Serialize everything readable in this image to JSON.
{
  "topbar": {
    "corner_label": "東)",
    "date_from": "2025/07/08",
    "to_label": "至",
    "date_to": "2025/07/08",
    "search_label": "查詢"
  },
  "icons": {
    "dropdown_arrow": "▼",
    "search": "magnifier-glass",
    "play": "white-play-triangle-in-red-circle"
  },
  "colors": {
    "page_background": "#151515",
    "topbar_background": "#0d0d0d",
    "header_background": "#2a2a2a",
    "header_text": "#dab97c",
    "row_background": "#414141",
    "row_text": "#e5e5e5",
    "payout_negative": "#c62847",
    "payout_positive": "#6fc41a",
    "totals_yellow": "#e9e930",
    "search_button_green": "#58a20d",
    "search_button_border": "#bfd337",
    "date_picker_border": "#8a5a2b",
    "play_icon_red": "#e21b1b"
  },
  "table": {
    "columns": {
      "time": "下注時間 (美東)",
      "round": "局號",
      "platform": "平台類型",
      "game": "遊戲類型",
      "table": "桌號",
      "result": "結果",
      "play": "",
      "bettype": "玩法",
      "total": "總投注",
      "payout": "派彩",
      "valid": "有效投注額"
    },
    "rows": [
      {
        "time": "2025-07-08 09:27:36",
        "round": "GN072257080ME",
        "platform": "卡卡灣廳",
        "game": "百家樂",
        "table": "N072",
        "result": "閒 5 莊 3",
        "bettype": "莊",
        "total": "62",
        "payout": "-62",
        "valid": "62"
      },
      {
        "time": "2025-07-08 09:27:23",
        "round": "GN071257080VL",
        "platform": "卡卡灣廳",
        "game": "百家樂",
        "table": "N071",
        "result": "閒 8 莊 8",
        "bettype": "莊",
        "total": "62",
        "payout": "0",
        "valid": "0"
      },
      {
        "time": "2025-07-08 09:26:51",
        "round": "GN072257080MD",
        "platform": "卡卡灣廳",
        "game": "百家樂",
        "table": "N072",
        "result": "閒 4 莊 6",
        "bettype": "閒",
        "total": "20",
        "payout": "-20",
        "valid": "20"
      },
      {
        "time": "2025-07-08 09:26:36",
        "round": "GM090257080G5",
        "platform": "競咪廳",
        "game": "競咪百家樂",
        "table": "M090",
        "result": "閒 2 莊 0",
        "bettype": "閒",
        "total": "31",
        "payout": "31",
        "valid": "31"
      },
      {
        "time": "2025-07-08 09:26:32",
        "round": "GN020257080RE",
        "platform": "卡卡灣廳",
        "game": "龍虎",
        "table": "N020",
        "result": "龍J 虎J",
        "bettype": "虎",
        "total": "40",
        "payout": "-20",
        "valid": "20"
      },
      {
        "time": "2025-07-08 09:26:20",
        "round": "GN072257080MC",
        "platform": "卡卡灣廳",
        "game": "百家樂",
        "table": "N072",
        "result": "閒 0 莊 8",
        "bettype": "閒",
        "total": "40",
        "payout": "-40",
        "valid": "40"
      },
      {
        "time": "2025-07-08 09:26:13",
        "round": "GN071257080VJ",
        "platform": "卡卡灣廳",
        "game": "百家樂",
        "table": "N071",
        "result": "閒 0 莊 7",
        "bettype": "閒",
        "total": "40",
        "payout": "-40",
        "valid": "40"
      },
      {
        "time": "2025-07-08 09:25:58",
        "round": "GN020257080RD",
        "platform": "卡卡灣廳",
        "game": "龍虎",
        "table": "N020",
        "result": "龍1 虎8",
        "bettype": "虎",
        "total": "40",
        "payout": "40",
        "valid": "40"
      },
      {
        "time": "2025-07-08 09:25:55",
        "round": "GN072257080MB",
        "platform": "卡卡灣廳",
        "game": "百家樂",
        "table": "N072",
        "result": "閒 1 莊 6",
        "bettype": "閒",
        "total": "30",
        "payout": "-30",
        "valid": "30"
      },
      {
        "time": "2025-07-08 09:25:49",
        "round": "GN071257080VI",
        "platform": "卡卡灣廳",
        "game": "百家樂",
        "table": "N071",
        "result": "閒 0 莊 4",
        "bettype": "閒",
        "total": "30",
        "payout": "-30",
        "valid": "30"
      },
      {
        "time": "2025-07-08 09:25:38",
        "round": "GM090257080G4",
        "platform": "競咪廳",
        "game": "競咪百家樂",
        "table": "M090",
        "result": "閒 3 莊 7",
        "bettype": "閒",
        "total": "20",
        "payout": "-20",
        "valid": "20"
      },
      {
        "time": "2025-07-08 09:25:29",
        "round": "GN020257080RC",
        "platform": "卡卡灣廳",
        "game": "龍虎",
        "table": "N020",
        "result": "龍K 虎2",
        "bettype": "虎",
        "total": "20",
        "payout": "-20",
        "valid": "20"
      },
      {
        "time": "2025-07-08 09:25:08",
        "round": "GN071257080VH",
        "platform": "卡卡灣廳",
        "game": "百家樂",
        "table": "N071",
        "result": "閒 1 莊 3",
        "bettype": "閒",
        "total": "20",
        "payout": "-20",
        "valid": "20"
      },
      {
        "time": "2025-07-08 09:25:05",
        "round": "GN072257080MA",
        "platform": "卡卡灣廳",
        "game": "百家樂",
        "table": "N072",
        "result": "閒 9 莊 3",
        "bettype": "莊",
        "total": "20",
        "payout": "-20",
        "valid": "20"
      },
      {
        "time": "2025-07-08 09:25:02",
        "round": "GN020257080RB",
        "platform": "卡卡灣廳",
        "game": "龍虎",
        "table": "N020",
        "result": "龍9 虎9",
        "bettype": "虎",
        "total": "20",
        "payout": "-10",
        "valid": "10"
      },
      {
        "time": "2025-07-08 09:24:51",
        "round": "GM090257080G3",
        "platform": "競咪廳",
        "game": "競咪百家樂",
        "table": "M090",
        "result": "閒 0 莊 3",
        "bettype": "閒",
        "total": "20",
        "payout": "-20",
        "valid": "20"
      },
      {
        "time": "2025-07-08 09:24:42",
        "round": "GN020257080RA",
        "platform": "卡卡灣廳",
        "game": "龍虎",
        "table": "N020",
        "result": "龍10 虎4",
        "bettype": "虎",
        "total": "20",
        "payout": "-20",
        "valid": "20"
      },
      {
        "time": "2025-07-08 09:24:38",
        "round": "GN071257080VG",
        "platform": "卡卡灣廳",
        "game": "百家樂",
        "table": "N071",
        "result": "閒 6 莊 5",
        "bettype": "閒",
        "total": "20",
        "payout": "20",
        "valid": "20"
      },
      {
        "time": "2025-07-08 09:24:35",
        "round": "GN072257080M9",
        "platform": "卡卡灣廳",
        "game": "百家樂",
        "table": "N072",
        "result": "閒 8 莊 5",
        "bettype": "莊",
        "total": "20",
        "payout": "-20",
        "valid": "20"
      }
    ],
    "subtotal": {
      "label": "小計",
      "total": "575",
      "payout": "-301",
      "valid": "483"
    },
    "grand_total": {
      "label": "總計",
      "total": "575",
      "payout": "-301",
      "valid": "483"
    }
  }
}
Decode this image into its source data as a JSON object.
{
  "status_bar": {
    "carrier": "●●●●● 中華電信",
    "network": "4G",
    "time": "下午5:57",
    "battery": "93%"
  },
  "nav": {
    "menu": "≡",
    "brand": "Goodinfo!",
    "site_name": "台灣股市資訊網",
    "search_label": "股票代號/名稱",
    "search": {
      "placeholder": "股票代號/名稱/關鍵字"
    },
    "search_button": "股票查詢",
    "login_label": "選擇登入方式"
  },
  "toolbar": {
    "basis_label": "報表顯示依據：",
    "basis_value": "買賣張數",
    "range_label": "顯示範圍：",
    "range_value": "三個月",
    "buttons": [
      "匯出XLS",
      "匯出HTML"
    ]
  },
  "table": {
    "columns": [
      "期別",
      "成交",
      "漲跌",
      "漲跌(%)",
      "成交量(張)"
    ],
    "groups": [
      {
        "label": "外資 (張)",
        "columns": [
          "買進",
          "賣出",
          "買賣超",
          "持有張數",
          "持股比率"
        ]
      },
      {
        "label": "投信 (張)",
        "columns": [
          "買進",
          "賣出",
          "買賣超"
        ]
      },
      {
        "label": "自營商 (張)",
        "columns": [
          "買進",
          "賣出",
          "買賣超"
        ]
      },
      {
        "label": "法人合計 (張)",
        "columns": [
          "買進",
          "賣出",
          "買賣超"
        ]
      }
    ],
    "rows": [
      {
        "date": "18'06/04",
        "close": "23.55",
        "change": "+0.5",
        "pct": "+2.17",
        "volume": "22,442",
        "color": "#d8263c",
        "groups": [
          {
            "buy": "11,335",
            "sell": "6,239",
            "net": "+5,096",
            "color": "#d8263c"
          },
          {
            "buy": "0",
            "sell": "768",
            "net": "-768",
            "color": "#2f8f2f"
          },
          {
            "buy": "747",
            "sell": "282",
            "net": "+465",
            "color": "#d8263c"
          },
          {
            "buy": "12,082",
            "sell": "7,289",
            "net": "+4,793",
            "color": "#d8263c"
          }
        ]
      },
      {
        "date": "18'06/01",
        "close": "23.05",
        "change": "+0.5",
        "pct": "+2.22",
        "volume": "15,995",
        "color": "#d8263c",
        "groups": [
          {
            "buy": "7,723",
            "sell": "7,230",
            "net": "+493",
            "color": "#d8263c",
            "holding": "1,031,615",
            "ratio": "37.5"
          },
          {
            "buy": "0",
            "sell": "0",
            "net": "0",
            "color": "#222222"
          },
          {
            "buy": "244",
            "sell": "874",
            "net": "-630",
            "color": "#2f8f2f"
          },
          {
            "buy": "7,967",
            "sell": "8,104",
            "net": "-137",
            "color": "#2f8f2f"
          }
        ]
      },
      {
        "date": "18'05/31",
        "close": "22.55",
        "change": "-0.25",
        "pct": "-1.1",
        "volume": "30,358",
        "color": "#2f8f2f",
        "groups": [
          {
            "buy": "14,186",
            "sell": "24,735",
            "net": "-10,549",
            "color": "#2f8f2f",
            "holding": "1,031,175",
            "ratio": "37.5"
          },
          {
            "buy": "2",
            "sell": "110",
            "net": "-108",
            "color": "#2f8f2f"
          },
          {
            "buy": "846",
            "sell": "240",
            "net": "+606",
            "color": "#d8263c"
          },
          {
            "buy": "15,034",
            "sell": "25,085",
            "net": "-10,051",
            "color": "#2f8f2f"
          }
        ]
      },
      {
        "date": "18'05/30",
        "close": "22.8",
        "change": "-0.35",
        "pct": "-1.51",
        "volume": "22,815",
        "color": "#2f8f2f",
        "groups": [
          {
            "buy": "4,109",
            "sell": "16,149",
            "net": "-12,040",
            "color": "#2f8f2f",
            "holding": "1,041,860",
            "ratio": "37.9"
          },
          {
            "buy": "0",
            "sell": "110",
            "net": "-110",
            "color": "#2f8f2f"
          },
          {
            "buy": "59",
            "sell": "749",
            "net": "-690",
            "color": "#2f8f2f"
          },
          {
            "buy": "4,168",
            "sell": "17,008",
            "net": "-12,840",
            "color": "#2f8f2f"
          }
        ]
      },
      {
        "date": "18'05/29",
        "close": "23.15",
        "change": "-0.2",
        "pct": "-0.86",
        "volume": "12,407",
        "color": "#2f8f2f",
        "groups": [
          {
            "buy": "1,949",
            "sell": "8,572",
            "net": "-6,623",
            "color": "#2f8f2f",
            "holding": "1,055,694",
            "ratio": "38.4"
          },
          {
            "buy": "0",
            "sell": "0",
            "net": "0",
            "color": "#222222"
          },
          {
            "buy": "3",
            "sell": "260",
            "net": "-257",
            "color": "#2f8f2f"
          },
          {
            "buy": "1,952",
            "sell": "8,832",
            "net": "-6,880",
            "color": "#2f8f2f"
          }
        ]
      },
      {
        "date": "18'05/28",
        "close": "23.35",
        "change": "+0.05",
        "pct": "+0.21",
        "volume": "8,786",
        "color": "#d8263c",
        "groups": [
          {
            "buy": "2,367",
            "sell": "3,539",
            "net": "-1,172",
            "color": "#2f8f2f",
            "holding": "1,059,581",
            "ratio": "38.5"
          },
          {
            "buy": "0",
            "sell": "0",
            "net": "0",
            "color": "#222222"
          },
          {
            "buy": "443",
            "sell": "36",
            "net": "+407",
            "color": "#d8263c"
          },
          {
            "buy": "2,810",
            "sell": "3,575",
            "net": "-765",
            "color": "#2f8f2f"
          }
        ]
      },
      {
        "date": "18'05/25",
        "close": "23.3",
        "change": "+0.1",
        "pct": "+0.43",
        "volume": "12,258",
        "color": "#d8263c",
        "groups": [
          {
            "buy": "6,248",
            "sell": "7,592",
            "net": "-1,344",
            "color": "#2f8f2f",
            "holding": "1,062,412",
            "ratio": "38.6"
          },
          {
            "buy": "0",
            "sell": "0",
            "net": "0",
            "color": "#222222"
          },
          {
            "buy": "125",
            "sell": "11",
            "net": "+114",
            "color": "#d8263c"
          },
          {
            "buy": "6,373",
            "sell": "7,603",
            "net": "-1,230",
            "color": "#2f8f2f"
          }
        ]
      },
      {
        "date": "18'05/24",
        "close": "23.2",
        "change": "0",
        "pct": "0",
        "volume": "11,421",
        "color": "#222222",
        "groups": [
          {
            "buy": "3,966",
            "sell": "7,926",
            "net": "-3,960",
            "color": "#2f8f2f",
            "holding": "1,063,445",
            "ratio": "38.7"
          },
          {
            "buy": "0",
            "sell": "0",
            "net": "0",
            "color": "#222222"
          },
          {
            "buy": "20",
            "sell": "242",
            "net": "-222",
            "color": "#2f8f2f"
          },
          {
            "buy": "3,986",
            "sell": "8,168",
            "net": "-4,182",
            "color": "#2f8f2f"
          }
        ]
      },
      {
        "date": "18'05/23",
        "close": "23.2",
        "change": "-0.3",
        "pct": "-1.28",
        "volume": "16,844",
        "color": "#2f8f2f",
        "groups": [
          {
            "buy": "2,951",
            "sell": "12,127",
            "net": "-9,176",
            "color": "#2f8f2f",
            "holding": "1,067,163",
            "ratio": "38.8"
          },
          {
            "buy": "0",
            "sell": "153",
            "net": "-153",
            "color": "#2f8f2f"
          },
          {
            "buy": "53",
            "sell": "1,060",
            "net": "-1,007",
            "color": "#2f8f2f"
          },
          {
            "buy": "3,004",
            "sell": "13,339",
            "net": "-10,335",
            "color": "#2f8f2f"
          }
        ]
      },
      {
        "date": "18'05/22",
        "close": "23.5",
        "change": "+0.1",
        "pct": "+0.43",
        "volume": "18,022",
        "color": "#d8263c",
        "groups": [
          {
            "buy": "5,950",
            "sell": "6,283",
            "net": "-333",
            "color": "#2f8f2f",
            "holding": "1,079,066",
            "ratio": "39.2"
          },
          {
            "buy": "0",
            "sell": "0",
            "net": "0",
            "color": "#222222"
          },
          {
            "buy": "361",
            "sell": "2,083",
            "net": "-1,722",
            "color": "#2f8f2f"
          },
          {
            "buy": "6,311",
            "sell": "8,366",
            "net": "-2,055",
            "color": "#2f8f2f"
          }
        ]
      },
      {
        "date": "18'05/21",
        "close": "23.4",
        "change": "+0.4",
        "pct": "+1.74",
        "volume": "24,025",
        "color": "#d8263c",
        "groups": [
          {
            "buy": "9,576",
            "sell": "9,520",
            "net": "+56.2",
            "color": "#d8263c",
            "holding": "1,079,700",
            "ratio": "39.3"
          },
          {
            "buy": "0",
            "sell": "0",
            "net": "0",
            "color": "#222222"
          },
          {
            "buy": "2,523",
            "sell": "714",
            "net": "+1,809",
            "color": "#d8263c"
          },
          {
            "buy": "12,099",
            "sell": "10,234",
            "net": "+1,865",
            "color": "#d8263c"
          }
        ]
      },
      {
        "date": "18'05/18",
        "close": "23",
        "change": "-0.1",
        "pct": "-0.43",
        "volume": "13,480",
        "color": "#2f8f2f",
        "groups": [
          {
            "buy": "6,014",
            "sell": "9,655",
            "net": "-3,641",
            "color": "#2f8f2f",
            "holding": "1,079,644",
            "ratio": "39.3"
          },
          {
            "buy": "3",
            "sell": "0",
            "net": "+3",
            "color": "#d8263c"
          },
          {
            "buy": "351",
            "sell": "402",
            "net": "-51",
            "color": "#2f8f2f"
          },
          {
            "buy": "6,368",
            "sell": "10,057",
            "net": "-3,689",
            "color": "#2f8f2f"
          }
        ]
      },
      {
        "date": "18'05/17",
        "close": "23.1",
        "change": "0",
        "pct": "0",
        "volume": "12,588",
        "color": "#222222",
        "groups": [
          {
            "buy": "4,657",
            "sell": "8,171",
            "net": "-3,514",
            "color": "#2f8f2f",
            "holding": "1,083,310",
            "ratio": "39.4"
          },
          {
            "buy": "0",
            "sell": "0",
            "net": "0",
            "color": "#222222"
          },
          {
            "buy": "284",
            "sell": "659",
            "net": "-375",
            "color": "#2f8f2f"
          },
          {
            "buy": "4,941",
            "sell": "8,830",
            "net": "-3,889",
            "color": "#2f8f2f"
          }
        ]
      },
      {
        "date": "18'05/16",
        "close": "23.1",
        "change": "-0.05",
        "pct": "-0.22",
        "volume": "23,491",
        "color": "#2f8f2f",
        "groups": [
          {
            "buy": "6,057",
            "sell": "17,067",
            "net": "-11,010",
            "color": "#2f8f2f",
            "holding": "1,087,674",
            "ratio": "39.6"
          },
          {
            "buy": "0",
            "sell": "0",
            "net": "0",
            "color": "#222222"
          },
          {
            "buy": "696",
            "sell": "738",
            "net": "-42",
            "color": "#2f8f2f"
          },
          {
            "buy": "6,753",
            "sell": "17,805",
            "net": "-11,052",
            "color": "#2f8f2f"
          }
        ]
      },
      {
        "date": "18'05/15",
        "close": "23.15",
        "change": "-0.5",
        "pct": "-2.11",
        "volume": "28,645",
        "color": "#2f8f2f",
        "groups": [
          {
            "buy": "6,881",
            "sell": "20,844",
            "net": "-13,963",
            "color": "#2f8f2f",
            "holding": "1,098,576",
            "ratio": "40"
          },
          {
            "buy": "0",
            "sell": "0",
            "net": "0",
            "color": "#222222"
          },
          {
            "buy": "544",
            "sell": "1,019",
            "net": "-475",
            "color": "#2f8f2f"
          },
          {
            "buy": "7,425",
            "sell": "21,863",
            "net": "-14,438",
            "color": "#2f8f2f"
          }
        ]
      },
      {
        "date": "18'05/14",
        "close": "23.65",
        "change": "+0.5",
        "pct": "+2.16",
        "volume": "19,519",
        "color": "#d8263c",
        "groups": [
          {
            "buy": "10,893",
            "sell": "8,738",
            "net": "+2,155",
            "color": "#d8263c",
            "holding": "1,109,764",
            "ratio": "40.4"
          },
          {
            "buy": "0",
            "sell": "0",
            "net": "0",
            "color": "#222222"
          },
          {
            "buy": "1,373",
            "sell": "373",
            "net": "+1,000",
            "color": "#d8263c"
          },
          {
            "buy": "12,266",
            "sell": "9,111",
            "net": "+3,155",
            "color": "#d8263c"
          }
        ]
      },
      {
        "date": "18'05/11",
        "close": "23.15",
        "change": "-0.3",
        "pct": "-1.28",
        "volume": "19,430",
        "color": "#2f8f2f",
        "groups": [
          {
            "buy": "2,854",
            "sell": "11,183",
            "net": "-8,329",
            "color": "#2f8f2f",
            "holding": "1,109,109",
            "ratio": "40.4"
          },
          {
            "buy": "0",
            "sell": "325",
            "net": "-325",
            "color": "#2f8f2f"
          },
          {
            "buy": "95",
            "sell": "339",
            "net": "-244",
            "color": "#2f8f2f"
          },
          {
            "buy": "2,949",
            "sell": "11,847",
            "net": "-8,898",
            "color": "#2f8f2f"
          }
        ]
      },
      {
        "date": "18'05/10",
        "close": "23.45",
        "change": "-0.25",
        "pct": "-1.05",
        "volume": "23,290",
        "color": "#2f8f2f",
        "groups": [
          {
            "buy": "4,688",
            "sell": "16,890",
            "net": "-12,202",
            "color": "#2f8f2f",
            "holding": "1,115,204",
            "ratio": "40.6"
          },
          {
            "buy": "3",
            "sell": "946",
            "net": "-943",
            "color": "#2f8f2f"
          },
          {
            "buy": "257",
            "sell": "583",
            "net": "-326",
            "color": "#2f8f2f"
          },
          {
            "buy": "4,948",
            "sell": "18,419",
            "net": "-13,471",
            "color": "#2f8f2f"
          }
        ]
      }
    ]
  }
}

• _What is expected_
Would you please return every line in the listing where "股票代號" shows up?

• _Expected answer_
    "search_label": "股票代號/名稱",
      "placeholder": "股票代號/名稱/關鍵字"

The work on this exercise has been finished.